## WORK REQUEST
Go through the data below and return each line where the string "Cylinder" appears.
★ ★ ★ ★ ★
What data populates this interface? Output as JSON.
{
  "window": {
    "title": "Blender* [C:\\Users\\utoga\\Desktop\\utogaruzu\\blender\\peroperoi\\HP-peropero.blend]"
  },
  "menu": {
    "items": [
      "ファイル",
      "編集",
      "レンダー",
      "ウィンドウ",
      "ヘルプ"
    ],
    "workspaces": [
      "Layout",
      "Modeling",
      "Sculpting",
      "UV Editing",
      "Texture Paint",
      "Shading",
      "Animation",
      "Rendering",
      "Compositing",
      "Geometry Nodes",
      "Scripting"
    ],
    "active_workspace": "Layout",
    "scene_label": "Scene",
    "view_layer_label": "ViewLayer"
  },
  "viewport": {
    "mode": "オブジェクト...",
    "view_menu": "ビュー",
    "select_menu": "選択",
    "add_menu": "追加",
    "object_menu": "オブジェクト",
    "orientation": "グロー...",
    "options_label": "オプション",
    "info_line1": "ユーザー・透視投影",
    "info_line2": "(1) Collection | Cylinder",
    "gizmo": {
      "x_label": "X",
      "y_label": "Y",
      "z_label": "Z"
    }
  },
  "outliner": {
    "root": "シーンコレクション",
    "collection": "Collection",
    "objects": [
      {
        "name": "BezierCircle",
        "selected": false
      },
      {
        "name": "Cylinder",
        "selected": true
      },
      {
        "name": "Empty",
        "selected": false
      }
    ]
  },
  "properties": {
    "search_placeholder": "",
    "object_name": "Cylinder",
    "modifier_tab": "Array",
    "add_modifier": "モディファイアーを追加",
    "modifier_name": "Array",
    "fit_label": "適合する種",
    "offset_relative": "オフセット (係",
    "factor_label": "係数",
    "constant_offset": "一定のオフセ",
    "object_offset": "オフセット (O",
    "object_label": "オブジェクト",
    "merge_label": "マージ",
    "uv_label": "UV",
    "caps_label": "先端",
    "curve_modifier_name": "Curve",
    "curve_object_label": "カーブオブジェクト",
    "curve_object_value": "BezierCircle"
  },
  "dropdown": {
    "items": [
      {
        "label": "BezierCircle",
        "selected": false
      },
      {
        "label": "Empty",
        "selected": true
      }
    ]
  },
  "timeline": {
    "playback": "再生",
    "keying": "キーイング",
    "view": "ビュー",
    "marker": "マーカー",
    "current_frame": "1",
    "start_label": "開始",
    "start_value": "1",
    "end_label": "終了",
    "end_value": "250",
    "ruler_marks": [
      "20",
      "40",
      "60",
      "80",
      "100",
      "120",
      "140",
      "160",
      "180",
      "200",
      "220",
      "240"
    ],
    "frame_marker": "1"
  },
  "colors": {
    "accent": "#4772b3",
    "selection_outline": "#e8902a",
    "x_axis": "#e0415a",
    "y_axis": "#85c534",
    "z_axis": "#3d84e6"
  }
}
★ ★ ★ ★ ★
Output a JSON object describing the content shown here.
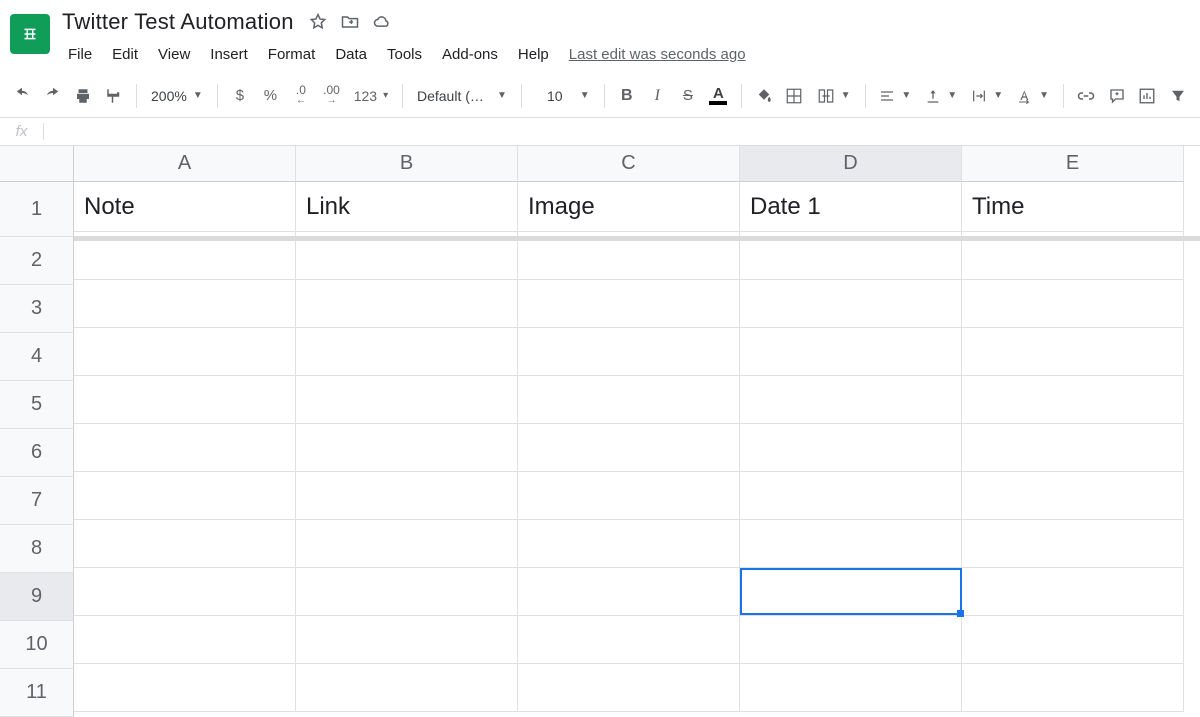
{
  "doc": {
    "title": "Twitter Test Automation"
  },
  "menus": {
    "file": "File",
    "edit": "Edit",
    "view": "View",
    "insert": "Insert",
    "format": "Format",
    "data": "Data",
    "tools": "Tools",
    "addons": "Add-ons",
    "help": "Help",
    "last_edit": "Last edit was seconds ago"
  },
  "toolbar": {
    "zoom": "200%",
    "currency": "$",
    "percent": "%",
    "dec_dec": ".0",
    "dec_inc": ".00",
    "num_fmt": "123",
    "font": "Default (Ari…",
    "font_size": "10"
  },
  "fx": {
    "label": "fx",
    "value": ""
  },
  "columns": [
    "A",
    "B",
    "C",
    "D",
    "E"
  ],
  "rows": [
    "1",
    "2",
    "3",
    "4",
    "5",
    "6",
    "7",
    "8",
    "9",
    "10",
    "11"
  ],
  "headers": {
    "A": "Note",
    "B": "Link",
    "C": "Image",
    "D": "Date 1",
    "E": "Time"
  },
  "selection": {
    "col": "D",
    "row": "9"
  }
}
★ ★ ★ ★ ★
## PROBLEM SOLUTION
    "info_line2": "(1) Collection | Cylinder",
        "name": "Cylinder",
    "object_name": "Cylinder",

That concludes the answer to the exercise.